_Dataset entries:_
________________________

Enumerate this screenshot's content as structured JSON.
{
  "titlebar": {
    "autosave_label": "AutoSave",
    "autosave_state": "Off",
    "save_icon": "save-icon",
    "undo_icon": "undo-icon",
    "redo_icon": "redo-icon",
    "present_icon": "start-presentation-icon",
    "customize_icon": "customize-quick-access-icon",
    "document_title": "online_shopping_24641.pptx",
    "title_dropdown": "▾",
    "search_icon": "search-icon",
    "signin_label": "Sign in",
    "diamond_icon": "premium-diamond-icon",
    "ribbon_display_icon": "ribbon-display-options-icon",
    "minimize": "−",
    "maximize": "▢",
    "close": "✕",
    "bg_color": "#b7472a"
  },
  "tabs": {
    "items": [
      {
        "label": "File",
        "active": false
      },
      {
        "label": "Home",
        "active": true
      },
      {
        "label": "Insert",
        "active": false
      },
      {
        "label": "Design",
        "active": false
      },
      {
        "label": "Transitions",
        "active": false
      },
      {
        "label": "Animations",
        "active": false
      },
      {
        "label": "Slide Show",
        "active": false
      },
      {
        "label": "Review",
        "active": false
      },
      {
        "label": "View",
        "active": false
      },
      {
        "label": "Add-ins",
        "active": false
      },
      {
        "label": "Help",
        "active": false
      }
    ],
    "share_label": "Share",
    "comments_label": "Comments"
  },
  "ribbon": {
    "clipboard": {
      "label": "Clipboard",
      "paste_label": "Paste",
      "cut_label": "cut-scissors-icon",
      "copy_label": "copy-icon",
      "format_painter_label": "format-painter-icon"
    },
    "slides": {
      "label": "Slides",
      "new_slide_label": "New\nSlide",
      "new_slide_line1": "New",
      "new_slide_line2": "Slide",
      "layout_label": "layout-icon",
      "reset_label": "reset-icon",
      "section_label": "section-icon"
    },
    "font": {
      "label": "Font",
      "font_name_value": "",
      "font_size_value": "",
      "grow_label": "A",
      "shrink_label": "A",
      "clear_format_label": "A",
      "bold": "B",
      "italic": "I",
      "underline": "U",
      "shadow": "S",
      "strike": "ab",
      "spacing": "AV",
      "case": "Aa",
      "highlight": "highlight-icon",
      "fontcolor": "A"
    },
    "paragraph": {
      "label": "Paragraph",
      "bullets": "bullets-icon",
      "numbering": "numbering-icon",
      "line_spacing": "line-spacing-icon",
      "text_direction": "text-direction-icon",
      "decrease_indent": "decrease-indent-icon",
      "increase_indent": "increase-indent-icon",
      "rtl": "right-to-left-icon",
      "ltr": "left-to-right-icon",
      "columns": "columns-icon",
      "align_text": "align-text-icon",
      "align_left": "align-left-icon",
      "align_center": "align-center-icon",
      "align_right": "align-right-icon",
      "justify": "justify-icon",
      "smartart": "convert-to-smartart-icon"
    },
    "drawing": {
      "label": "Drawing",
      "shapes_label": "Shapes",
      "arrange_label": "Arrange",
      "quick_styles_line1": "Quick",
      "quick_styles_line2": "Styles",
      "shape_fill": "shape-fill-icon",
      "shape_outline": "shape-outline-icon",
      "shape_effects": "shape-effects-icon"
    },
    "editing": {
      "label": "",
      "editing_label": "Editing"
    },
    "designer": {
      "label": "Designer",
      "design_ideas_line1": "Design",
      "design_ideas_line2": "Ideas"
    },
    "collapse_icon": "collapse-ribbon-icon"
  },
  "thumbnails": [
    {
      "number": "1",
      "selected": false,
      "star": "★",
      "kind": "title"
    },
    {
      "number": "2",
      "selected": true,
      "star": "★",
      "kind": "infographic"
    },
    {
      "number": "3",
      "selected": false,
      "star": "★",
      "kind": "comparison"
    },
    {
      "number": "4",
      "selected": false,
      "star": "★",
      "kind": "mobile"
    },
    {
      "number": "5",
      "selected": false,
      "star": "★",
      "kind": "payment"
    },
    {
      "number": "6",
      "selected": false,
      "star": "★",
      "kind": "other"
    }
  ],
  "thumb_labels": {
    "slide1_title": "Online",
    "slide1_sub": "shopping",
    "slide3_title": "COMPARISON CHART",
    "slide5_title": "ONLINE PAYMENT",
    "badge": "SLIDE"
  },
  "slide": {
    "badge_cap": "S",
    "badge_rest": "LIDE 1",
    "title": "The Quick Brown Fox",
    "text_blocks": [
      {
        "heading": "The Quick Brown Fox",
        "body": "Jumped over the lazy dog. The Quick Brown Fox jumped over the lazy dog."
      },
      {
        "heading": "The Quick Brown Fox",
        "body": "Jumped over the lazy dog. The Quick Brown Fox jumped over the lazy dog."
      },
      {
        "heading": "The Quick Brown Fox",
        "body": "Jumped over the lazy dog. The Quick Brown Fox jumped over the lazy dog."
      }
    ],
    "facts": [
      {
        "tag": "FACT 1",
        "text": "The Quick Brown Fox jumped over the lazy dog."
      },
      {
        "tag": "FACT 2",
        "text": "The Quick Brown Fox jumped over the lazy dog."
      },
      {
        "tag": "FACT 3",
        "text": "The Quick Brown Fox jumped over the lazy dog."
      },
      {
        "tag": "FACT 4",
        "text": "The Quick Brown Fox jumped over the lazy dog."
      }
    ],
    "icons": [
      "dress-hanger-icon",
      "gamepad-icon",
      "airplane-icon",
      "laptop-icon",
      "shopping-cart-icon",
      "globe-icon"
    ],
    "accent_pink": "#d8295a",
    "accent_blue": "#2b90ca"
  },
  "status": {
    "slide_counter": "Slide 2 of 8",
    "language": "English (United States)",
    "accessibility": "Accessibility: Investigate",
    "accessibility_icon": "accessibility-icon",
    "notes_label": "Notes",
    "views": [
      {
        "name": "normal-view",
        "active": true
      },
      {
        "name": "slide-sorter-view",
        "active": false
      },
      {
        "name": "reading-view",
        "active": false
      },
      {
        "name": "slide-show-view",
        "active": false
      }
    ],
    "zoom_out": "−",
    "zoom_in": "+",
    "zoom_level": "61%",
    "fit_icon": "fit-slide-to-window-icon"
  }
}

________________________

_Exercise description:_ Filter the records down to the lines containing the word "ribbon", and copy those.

_Expected answer:_
    "ribbon_display_icon": "ribbon-display-options-icon",
  "ribbon": {
    "collapse_icon": "collapse-ribbon-icon"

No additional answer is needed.